There's been a fair amount of discussion in this newsgroup about the various ways to measure the frequency of a tone burst (time between zero crossings, interpolated fft, padded fft, phase vocoder, autocorrelation, etc.), given the assumption of its presence somewhere in time. How about the flip side of the time-frequency trade-off, the various algorithms to measure the location of a tone burst in time (e.g. when it start or stops and/or its duration), given that you know its approximate frequency? One simple way is to emulate an old-fashioned analog method: a bandpass filter, a rectifier (absolute value), a low-pass or averaging filter, and some sort of threshold detector.
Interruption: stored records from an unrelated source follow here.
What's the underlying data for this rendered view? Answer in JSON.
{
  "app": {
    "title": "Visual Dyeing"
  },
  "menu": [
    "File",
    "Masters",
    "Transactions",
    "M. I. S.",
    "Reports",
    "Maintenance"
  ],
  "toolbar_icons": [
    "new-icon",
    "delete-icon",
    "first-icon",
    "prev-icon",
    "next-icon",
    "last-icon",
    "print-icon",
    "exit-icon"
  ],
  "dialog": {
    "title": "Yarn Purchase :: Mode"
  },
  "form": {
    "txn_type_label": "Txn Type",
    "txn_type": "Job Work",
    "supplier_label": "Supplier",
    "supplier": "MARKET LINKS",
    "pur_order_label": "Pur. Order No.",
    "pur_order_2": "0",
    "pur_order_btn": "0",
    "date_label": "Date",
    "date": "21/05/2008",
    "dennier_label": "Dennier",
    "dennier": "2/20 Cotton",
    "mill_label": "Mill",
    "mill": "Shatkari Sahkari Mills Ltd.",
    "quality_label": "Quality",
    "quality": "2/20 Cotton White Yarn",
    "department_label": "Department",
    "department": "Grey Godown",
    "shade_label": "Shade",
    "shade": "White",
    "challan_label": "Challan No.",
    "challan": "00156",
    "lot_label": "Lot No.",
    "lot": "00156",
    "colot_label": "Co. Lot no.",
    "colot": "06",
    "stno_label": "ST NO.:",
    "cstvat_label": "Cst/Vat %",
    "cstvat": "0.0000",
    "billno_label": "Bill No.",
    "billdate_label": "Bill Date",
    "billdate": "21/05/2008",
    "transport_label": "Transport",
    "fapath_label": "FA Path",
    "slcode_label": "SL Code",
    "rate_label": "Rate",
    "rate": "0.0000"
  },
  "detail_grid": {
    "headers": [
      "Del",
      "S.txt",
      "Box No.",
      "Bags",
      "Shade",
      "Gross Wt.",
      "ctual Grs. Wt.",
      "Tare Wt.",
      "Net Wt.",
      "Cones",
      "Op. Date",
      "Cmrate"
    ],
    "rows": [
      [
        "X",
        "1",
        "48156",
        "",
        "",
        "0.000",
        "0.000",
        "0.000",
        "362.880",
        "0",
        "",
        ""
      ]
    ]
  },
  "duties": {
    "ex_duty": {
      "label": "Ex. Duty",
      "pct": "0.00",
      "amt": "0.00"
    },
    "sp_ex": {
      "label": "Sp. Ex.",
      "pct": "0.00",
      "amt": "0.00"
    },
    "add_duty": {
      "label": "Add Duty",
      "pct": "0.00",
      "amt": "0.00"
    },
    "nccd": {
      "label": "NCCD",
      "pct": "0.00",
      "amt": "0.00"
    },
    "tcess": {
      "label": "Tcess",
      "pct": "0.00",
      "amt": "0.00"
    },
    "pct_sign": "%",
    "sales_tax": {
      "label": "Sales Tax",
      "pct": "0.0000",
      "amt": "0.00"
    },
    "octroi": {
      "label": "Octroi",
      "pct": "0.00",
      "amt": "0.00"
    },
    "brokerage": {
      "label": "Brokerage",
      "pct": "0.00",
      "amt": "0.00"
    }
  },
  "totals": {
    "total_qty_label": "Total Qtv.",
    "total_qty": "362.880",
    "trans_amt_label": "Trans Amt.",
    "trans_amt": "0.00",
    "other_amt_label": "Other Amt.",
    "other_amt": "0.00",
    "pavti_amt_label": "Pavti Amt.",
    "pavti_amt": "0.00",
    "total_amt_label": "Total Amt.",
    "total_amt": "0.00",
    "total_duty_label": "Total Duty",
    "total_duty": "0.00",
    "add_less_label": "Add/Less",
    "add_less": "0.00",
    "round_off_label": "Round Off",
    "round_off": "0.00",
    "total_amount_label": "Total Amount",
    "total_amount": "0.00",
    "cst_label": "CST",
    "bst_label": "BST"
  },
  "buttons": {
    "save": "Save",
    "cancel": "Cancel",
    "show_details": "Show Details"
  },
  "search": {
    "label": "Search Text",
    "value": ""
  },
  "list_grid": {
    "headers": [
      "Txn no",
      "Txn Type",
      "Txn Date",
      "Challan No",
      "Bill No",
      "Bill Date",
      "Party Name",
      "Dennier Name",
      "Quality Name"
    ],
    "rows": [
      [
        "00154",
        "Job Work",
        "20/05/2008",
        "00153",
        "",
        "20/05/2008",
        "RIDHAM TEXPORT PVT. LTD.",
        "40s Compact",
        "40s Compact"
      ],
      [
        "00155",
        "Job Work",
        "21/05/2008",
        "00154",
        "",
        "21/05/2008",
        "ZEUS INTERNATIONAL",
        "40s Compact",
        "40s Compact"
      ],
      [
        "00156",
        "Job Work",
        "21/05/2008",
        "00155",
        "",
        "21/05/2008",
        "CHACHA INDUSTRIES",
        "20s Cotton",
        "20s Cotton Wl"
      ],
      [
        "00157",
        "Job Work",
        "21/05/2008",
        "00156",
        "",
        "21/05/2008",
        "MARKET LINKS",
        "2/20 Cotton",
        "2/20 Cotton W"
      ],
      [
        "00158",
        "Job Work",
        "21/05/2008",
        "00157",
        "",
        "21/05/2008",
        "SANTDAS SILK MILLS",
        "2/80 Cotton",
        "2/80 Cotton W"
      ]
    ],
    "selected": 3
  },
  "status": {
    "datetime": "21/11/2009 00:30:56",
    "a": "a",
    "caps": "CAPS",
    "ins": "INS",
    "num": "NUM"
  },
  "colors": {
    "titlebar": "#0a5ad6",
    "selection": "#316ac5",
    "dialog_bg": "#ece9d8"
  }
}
Are there better methods (in terms of accuracy, noise rejection, compute efficiency, etc.)? What google search terms would one use to find papers on such algorithms? Thanks. -- Ron Nicholson rhn AT nicholson DOT com http://www.nicholson.com/rhn/ #include <canonical.disclaimer> // only my own opinions, etc.

# tone burst time measurements?

Started by ●August 27, 2005

Reply by ●August 27, 20052005-08-27

"Ronald H. Nicholson Jr." <rhn@mauve.rahul.net> wrote in message news:deqe1n$6br$1@blue.rahul.net...> There's been a fair amount of discussion in this newsgroup about the > various ways to measure the frequency of a tone burst (time between zero > crossings, interpolated fft, padded fft, phase vocoder, autocorrelation, > etc.), given the assumption of its presence somewhere in time. > > How about the flip side of the time-frequency trade-off, the various > algorithms to measure the location of a tone burst in time (e.g. when > it start or stops and/or its duration), given that you know its > approximate frequency? > > One simple way is to emulate an old-fashioned analog method: a bandpass > filter, a rectifier (absolute value), a low-pass or averaging filter, > and some sort of threshold detector. Are there better methods (in terms > of accuracy, noise rejection, compute efficiency, etc.)? What google > search terms would one use to find papers on such algorithms?One thing that comes to mind is the Goertzel algorithm. The modified version, which ignores phase and just computes magnitude, is very computationally efficient (about the same as a second order IIR filter). And basically you get the bandpass filter, rectifier and averaging filter all in one. One possible downside is that it is a block-based algorithm, so your time resolution is going to be limited to your block size (basically, you get one magnitude output per block). Furthermore, in terms of noise rejection, the longer the block, the narrower the filter is (better noise rejection), but of course the worse your time resolution is. So that is an inherit trade-off. There is also a sliding version of the Goertzel algorithm, which would give you an magnitude output every sample. Perhaps that would be a better choice if you need a high degree of time accuracy? -- Jon Harris SPAM blocker in place: Remove 99 (but leave 7) to reply